Lawmakers and addiction experts have pleaded with doctors to better utilize various resources, such prescription drug monitoring programs (PDMP). The Drug Enforcement Administration (DEA) has worked hard to emphasis the importance of safely disposing of one’s unused prescription opioids. For example, by sponsoring National Take Back Days across the country. Yet, many Americans still have no qualms about giving their unused pills to friends or family members.
With over hundred people dying of an overdose in the United States every day, it is hard to imagine what justification people come up with for diverting their medications. Nevertheless, it happens on a daily basis. A new survey revealed that more than 50 percent of people, who misused prescription opioids in 2015, got the drugs via family or friends, CBS News reports. Nearly 20 years into an epidemic and people are still diverting medications despite the nationally publicized attention highlighting the dangers. What’s more, in 2015 (some 15 years into the epidemic), more than one out of three average Americans used a prescription opioid painkiller. The findings of the survey were published in the Annals of Internal Medicine.
Legitimately Prescribed Opioids
There have been signs that fewer doctors are over-prescribing than before, but use and misuse rates have remained fairly stable. Despite efforts to reduce both. The survey showed that almost 92 million adults (roughly 38 percent of the population) took an opioid by legitimate means in 2015, according to the article. A large portion of those people are, in fact, not taking their opioids as prescribed.
“The proportion of adults who receive these medications in any year seemed startling to me,” said study co-author Dr. Wilson Compton, deputy director of the U.S. National Institute on Drug Abuse. “It’s an awful lot of people who take these, mostly for medical purposes, but within that a significant percentage end up misusing them.”
In 2015, 11.5 million people misused prescription opioids they received from people other than a doctor. With almost 1.9 million reporting full-fledged opioid addiction, at the time. If over half of the people who abuse prescription opioids obtained them from a friend or family member, it is a good indication that doctors should be limiting the number of pills and refills they are handing out. Almost 60 percent of all painkiller misuse was prescription free.
“That tells us there are a lot of leftover medications,” said Compton. “In many cases, physicians could write smaller prescriptions, or avoid them completely for those who benefit from ibuprofen or acetaminophen.”
Opioid Use Disorder Treatment
Addiction often begins with someone experiencing pain. Maybe said person doesn’t have insurance, or the money to go see a doctor. So they turn to a friends and family for help. While this occurrence doesn’t always lead to addiction, the risk is extremely high. If an opioid use disorder develops, and one’s access to prescription opioids is cut off, a significant number of people have been tempted to seek out heroin. A drug that can carry an even higher risk of overdose.
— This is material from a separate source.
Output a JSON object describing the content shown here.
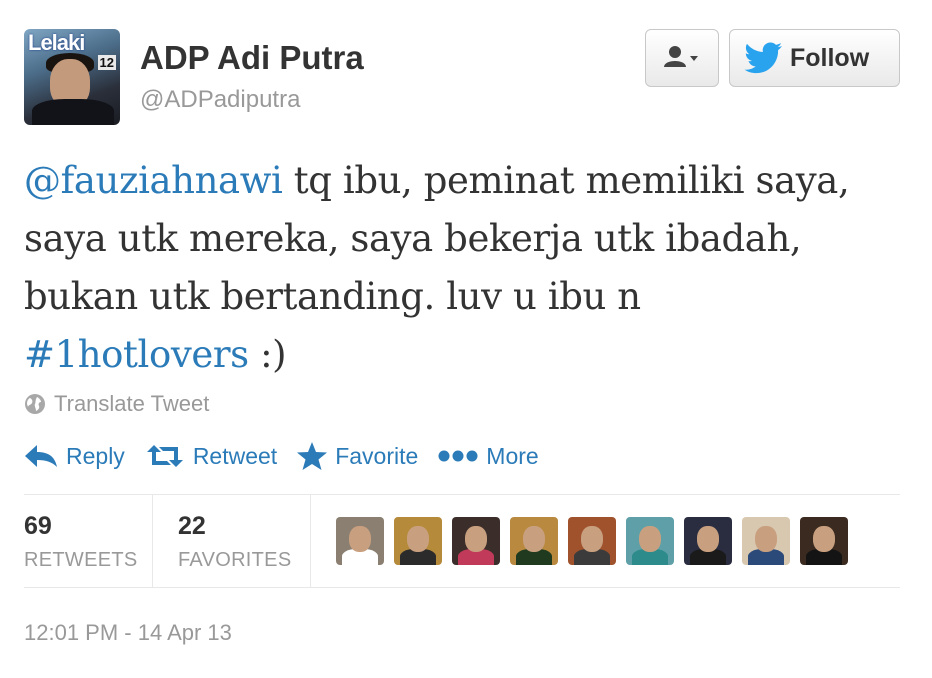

If you are addicted to opioids, you are strongly encouraged to contact us at Hope by The Sea. Without detox and treatment it is extremely difficult to recover from the disorder. The longer treatment is put off, the greater the chance of experiencing a potentially deadly overdose. Please do not hesitate.